In the village of Kalimbala, Lilongwe students aged eight and older gather. They do so once a week to work with Auntie Stella.
Auntie Stella is a popular lady around this part of Africa.
She allows her students to speak openly and freely about sex, love, and relationships. In fact, she encourages it.
This can be extremely rare in Africa. But not with Auntie Stella.
She’s compact, travels easily and can even be in more than one place at one time.
Auntie Stella is revolutionary.
“Auntie Stella,” is a blue binder filled with 40 playing cards. On each of her cards reads a specific “what if” scenario. These scenarios range in topics from prostitution to safe sex, for example.
A young yet brave woman stood in the middle of the circle. She was asked by her friends to read their favourite scenario to the group.
Card seventeen, the blue one.
She pulled the card from the binder and read the scenario aloud to everyone:
Dear Auntie Stella
I am a 19 year-old girl, wanting to do O Levels this year. My parents are late and I stay with my grandmother. My uncle used to send money for my school fees but last year he also died and no one else can help me. I really want to complete school and do my exams so I can get a job, but I cannot find the money for the fees. Also the exams are too expensive. Is it right to have sex for money because I can’t think of any other way to complete my education? In this place there are many men who will pay for sex, but I am afraid of this work. My friend who does it told me that sometimes the men refuse to pay enough and one man also beat her up. Please, Auntie, help me to solve this problem.
The group listened attentively. They pondered. They discussed. They related.
But most importantly, they created a safe-zone to discuss matters that are otherwise taboo.
After many expressed their opinions and views on card 17’s scenario, the brave young woman leading the discussion reached for another card. It was also card 17, but this time it was pink.
But Auntie Stella is a smart woman.
She refrains from telling those in the group one specific answer to the scenario. Instead, she sympathizes. She acknowledges the complexity of each matter and provides more than one answer to the scenario’s question.
And Auntie Stella isn’t just loved in Kalimbala.
Young adults in Kudooko, another village just about 30 minutes from Kalimbala, also gather once a week to play the Auntie Stella game.
Gibson, the village’s farmer and primary organizer of Auntie Stella meetings, says he has seen firsthand the affects Auntie Stella discussion has had on his community.
“The women are more empowered now,” says Gibson.
The women are more comfortable now, says Gibson, with waiting to get married. They are also more open to discuss sex and relationships with their friends.
What is truly ironic between the Kalimbala and Kudooko Auntie Stella groups is their favourite card. Both admit that card 17 is read aloud and discussed most.
This is likely because prostitution is common in Lilongwe.
But, thankfully, Auntie Stella has made an impact.

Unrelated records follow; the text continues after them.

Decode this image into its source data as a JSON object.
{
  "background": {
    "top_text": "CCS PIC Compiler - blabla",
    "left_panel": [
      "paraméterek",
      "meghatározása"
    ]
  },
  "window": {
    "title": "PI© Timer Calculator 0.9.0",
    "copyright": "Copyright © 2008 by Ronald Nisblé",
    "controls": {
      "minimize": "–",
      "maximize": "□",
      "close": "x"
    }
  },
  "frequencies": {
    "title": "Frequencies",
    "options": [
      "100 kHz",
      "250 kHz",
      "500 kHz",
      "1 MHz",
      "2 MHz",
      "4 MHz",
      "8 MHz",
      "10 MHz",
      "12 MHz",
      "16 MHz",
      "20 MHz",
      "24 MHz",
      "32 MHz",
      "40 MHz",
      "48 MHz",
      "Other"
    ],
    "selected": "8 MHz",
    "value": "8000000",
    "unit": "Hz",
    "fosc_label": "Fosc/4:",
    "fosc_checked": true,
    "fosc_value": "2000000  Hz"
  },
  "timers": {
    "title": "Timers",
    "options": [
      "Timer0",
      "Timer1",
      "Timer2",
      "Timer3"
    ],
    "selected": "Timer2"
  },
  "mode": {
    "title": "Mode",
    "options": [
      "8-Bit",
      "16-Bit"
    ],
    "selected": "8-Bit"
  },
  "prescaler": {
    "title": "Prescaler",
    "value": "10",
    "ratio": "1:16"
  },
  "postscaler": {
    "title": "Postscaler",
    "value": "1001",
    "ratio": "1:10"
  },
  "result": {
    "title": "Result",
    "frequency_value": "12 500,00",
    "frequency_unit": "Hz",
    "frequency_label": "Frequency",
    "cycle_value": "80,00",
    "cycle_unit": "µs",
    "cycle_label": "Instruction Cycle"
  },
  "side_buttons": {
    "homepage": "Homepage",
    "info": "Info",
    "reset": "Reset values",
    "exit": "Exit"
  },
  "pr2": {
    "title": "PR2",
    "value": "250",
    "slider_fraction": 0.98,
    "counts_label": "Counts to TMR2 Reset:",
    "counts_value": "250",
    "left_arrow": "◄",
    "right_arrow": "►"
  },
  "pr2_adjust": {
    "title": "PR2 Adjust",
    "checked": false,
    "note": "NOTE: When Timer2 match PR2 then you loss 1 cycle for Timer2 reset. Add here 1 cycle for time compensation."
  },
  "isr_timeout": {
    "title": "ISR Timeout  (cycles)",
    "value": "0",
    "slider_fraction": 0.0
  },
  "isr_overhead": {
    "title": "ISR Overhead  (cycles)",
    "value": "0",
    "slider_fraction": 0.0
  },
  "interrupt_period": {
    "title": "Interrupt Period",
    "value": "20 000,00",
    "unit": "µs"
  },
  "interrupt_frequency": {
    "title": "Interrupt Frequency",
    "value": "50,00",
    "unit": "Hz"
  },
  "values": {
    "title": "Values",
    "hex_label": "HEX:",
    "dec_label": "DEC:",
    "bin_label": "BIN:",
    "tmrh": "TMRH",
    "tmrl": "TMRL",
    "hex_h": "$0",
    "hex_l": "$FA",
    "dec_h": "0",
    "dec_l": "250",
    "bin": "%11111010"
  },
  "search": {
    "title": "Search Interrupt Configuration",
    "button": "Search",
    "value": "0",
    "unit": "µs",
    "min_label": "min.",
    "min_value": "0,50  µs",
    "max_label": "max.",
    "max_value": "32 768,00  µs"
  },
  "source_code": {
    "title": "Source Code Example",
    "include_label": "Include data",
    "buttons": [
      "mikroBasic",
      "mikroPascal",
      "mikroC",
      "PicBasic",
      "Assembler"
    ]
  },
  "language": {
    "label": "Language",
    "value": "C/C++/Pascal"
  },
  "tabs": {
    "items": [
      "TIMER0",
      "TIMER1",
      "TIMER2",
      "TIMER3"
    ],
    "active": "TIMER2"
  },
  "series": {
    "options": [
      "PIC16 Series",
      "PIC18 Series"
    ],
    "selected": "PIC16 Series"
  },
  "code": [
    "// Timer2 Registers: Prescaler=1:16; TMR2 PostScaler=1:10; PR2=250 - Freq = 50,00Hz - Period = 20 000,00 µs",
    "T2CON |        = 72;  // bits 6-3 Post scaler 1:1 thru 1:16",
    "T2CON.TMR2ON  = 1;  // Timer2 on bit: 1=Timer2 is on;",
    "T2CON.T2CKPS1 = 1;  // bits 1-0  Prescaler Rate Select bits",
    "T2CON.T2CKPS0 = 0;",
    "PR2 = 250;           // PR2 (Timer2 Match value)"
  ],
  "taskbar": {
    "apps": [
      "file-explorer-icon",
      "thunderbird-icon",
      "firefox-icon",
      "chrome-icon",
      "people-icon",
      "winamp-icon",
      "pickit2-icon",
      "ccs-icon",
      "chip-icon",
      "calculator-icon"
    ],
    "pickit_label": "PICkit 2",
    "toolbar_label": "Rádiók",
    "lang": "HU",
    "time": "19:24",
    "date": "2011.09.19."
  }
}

Her nieces and nephews in Kalimbala and Kudooko now know the dangers associated with prostitution.
Sincerest thanks are in order to this woman, who comes in the form of a simple card game played amongst both children and adults in eastern and southern Africa.
The Auntie Stella game was created by the Training and Research Support Centre in Zimbabwe.
The Training and Research Support Centre in Zimbabwe
Box CY2720, Causeway, Harare, Zimbabwe